(Items listed in a dataset)
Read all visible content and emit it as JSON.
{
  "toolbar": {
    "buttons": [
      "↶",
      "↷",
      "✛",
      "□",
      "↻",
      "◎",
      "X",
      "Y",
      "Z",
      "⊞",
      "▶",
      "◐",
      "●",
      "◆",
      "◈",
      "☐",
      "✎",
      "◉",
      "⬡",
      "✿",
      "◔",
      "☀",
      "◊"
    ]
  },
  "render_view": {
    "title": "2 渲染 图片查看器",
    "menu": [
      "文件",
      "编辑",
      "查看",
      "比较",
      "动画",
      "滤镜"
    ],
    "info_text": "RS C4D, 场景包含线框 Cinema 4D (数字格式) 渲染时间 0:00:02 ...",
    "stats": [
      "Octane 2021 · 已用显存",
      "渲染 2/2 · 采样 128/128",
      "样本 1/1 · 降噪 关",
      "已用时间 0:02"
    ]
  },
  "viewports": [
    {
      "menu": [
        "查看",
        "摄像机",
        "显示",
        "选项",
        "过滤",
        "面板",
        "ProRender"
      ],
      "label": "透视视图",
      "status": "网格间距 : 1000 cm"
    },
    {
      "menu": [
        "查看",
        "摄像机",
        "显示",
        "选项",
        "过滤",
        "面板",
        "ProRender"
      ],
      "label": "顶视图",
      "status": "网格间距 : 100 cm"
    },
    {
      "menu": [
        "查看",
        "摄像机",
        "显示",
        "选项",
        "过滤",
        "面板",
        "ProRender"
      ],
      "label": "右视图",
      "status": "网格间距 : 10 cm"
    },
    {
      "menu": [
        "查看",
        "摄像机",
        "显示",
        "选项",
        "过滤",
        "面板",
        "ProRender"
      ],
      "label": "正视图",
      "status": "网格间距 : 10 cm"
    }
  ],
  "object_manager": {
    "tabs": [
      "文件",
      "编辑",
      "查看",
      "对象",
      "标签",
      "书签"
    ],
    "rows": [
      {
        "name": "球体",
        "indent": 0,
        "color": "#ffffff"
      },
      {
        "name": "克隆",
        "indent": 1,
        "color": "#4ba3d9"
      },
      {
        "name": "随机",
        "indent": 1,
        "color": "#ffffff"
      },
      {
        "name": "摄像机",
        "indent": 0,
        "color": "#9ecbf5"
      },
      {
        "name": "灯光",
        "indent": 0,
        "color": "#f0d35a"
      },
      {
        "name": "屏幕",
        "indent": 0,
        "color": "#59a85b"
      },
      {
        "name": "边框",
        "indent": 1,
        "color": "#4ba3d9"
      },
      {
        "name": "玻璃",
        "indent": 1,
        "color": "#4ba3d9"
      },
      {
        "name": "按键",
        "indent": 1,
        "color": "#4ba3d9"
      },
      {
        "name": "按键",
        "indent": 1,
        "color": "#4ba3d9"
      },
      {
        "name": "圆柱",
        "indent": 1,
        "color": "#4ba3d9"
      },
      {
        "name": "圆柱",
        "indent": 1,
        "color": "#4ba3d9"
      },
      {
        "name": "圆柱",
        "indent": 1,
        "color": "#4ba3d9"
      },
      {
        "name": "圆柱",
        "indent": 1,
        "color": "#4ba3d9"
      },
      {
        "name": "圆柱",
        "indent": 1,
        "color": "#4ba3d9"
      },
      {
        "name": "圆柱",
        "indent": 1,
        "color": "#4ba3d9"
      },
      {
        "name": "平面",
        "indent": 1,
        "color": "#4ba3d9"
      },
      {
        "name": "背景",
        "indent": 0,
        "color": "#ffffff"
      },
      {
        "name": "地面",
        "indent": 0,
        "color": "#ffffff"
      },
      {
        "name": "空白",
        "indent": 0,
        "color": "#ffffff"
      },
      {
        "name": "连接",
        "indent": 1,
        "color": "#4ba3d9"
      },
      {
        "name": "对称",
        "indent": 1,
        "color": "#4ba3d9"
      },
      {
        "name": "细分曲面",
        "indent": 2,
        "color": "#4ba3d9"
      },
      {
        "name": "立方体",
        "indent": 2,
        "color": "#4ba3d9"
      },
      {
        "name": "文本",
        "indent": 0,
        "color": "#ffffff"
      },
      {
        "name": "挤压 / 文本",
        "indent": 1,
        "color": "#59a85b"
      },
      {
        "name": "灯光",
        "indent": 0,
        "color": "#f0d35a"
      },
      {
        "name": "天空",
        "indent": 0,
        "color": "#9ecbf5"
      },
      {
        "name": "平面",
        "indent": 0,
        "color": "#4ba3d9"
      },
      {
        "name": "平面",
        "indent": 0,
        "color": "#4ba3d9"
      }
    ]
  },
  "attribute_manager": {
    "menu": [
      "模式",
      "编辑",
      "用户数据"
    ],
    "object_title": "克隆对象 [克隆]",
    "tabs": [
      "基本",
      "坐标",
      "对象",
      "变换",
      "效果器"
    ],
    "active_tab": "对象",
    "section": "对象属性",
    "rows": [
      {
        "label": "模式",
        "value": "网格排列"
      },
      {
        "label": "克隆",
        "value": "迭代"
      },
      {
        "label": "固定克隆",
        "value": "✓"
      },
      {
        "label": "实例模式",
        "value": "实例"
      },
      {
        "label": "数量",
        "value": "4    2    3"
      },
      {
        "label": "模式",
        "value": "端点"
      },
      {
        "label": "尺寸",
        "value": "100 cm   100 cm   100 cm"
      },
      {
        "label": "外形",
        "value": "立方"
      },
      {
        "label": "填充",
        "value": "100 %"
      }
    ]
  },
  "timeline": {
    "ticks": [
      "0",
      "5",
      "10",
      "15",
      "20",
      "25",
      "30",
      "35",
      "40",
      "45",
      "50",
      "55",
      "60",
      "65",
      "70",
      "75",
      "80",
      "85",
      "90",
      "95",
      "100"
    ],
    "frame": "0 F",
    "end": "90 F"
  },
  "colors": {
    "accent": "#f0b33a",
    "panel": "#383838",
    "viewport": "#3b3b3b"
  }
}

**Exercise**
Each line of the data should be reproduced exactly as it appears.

**Answer box**
Read all visible content and emit it as JSON.
{
  "toolbar": {
    "buttons": [
      "↶",
      "↷",
      "✛",
      "□",
      "↻",
      "◎",
      "X",
      "Y",
      "Z",
      "⊞",
      "▶",
      "◐",
      "●",
      "◆",
      "◈",
      "☐",
      "✎",
      "◉",
      "⬡",
      "✿",
      "◔",
      "☀",
      "◊"
    ]
  },
  "render_view": {
    "title": "2 渲染 图片查看器",
    "menu": [
      "文件",
      "编辑",
      "查看",
      "比较",
      "动画",
      "滤镜"
    ],
    "info_text": "RS C4D, 场景包含线框 Cinema 4D (数字格式) 渲染时间 0:00:02 ...",
    "stats": [
      "Octane 2021 · 已用显存",
      "渲染 2/2 · 采样 128/128",
      "样本 1/1 · 降噪 关",
      "已用时间 0:02"
    ]
  },
  "viewports": [
    {
      "menu": [
        "查看",
        "摄像机",
        "显示",
        "选项",
        "过滤",
        "面板",
        "ProRender"
      ],
      "label": "透视视图",
      "status": "网格间距 : 1000 cm"
    },
    {
      "menu": [
        "查看",
        "摄像机",
        "显示",
        "选项",
        "过滤",
        "面板",
        "ProRender"
      ],
      "label": "顶视图",
      "status": "网格间距 : 100 cm"
    },
    {
      "menu": [
        "查看",
        "摄像机",
        "显示",
        "选项",
        "过滤",
        "面板",
        "ProRender"
      ],
      "label": "右视图",
      "status": "网格间距 : 10 cm"
    },
    {
      "menu": [
        "查看",
        "摄像机",
        "显示",
        "选项",
        "过滤",
        "面板",
        "ProRender"
      ],
      "label": "正视图",
      "status": "网格间距 : 10 cm"
    }
  ],
  "object_manager": {
    "tabs": [
      "文件",
      "编辑",
      "查看",
      "对象",
      "标签",
      "书签"
    ],
    "rows": [
      {
        "name": "球体",
        "indent": 0,
        "color": "#ffffff"
      },
      {
        "name": "克隆",
        "indent": 1,
        "color": "#4ba3d9"
      },
      {
        "name": "随机",
        "indent": 1,
        "color": "#ffffff"
      },
      {
        "name": "摄像机",
        "indent": 0,
        "color": "#9ecbf5"
      },
      {
        "name": "灯光",
        "indent": 0,
        "color": "#f0d35a"
      },
      {
        "name": "屏幕",
        "indent": 0,
        "color": "#59a85b"
      },
      {
        "name": "边框",
        "indent": 1,
        "color": "#4ba3d9"
      },
      {
        "name": "玻璃",
        "indent": 1,
        "color": "#4ba3d9"
      },
      {
        "name": "按键",
        "indent": 1,
        "color": "#4ba3d9"
      },
      {
        "name": "按键",
        "indent": 1,
        "color": "#4ba3d9"
      },
      {
        "name": "圆柱",
        "indent": 1,
        "color": "#4ba3d9"
      },
      {
        "name": "圆柱",
        "indent": 1,
        "color": "#4ba3d9"
      },
      {
        "name": "圆柱",
        "indent": 1,
        "color": "#4ba3d9"
      },
      {
        "name": "圆柱",
        "indent": 1,
        "color": "#4ba3d9"
      },
      {
        "name": "圆柱",
        "indent": 1,
        "color": "#4ba3d9"
      },
      {
        "name": "圆柱",
        "indent": 1,
        "color": "#4ba3d9"
      },
      {
        "name": "平面",
        "indent": 1,
        "color": "#4ba3d9"
      },
      {
        "name": "背景",
        "indent": 0,
        "color": "#ffffff"
      },
      {
        "name": "地面",
        "indent": 0,
        "color": "#ffffff"
      },
      {
        "name": "空白",
        "indent": 0,
        "color": "#ffffff"
      },
      {
        "name": "连接",
        "indent": 1,
        "color": "#4ba3d9"
      },
      {
        "name": "对称",
        "indent": 1,
        "color": "#4ba3d9"
      },
      {
        "name": "细分曲面",
        "indent": 2,
        "color": "#4ba3d9"
      },
      {
        "name": "立方体",
        "indent": 2,
        "color": "#4ba3d9"
      },
      {
        "name": "文本",
        "indent": 0,
        "color": "#ffffff"
      },
      {
        "name": "挤压 / 文本",
        "indent": 1,
        "color": "#59a85b"
      },
      {
        "name": "灯光",
        "indent": 0,
        "color": "#f0d35a"
      },
      {
        "name": "天空",
        "indent": 0,
        "color": "#9ecbf5"
      },
      {
        "name": "平面",
        "indent": 0,
        "color": "#4ba3d9"
      },
      {
        "name": "平面",
        "indent": 0,
        "color": "#4ba3d9"
      }
    ]
  },
  "attribute_manager": {
    "menu": [
      "模式",
      "编辑",
      "用户数据"
    ],
    "object_title": "克隆对象 [克隆]",
    "tabs": [
      "基本",
      "坐标",
      "对象",
      "变换",
      "效果器"
    ],
    "active_tab": "对象",
    "section": "对象属性",
    "rows": [
      {
        "label": "模式",
        "value": "网格排列"
      },
      {
        "label": "克隆",
        "value": "迭代"
      },
      {
        "label": "固定克隆",
        "value": "✓"
      },
      {
        "label": "实例模式",
        "value": "实例"
      },
      {
        "label": "数量",
        "value": "4    2    3"
      },
      {
        "label": "模式",
        "value": "端点"
      },
      {
        "label": "尺寸",
        "value": "100 cm   100 cm   100 cm"
      },
      {
        "label": "外形",
        "value": "立方"
      },
      {
        "label": "填充",
        "value": "100 %"
      }
    ]
  },
  "timeline": {
    "ticks": [
      "0",
      "5",
      "10",
      "15",
      "20",
      "25",
      "30",
      "35",
      "40",
      "45",
      "50",
      "55",
      "60",
      "65",
      "70",
      "75",
      "80",
      "85",
      "90",
      "95",
      "100"
    ],
    "frame": "0 F",
    "end": "90 F"
  },
  "colors": {
    "accent": "#f0b33a",
    "panel": "#383838",
    "viewport": "#3b3b3b"
  }
}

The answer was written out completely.